Also impressive is the film’s sense of style and technique. It’s a remarkably well-crafted film for a debut. Shots are carefully and cleverly composed, making great use of depth and movement, but Gosha never lets the film feel too staged or static, breaking out into mayhem in many of the aforementioned action sequences, without losing track of what’s happening. There’s some atmospheric lighting used in places too, particularly when Shiba is beaten in a shadowy prison.
One of the most impressive sequences is a fight scene done largely in a long take that tracks across a house as the battle moves from room to room, depicted in silhouettes behind a screen at one point and culminating in the samurai pushing right towards the camera.
There’s plenty of drama injected into proceedings too, preventing the film from becoming a repetitive array of mindless action.
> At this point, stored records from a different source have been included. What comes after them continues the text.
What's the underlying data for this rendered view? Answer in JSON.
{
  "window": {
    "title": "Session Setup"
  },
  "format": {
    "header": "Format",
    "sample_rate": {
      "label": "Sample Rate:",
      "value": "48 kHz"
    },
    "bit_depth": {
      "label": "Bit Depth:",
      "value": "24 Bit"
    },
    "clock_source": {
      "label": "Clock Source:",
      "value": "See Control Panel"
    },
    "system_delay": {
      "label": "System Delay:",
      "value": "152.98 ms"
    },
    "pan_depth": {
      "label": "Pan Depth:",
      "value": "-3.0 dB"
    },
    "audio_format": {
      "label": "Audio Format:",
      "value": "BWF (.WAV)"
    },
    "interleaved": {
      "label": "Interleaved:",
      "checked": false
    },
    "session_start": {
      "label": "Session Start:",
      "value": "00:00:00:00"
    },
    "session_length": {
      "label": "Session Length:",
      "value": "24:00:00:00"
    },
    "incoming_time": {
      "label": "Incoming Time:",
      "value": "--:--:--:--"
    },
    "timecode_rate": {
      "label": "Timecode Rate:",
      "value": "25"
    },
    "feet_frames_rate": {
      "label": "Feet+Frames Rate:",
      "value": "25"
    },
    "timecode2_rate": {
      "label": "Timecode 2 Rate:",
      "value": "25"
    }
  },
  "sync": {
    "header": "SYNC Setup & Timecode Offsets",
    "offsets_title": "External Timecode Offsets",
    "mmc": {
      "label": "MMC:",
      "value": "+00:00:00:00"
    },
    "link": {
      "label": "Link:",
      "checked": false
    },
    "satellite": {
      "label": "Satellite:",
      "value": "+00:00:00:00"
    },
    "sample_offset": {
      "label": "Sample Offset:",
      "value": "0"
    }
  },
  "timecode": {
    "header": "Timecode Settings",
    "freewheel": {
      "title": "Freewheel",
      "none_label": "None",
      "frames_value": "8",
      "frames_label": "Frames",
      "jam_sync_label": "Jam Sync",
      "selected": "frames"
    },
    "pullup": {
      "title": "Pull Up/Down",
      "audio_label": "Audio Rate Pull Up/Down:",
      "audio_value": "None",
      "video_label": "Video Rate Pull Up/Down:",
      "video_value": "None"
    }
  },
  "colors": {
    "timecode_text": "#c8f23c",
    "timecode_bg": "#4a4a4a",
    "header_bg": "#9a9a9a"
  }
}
Although the female characters aren’t as well-drawn as the male ones, there are some interesting relationships formed. Sakura is given a compelling moral dilemma to deal with too, as he accidentally kills one of the peasants shortly before defecting to their side and can’t bring himself to admit the fact to the dead man’s wife after she sings his praises and forms a bond with him.
Three Outlaw Samurai is a truly superb example of a genre I adore. It might seem a little generic at first glance, borrowing a few cues from Yojimbo in particular, but it soon develops its own personality and depth as it goes on. Regardless of originality, it’s thrillingly paced, immensely entertaining and stylishly directed. It comes highly recommended to anyone with an interest in samurai movies and I’m now eager to dig deeper into Gosha’s work.
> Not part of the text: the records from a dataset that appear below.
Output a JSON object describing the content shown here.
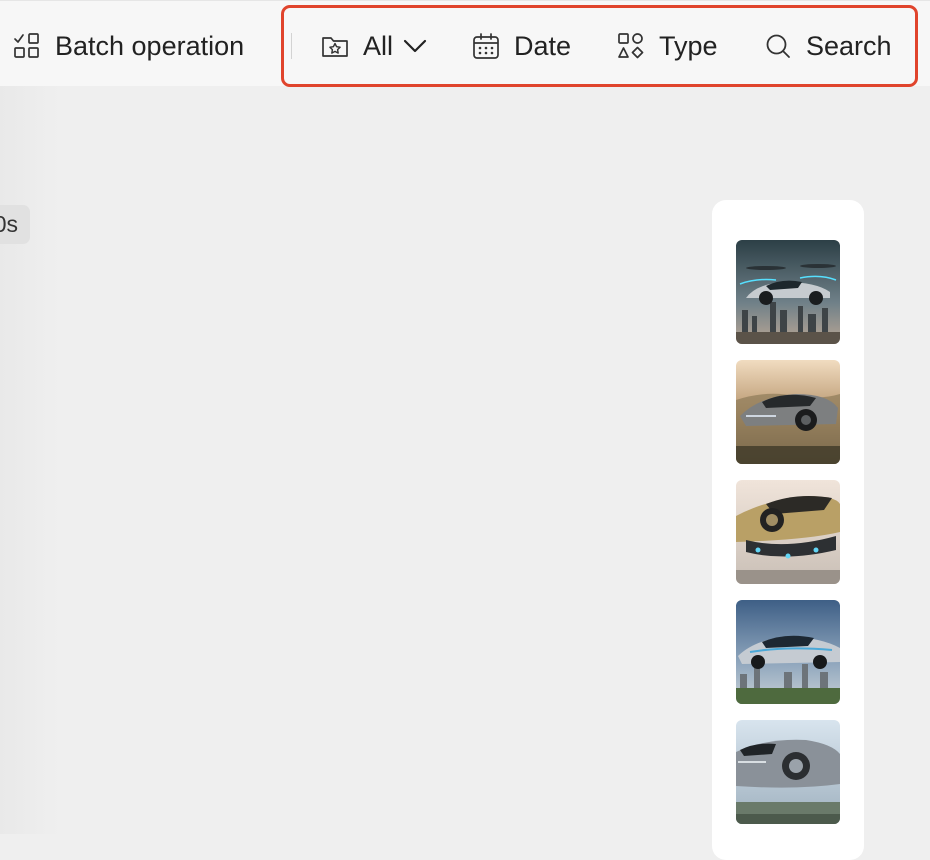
{
  "toolbar": {
    "batch_label": "Batch operation",
    "filter_label": "All",
    "date_label": "Date",
    "type_label": "Type",
    "search_label": "Search"
  },
  "timeline": {
    "duration_badge": "0s"
  },
  "thumbnails": [
    {
      "icon": "flying-car-city-thumbnail"
    },
    {
      "icon": "flying-car-desert-thumbnail"
    },
    {
      "icon": "flying-car-gold-thumbnail"
    },
    {
      "icon": "flying-car-silver-city-thumbnail"
    },
    {
      "icon": "flying-car-chrome-thumbnail"
    }
  ],
  "colors": {
    "highlight": "#e0442c",
    "background": "#efefef",
    "toolbar_bg": "#f7f7f7",
    "panel_bg": "#ffffff"
  }
}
Three Outlaw Samurai is out on 20th July on Blu-Ray in the UK, released by The Criterion Collection. The picture and sound quality are first class, as is to be expected from the label.
It’s a pretty threadbare package though, unfortunately:
– High-definition digital restoration, with uncompressed monaural soundtrack on the Blu-ray edition
– New English subtitle translation
– PLUS: A booklet featuring a new essay by film critic Bilge Ebiri
– New cover by Greg Ruth
It’s a real shame there aren’t any special features, as the film is so good. I found the essay online though, and that provides an interesting analysis of the film and a little background information about the director.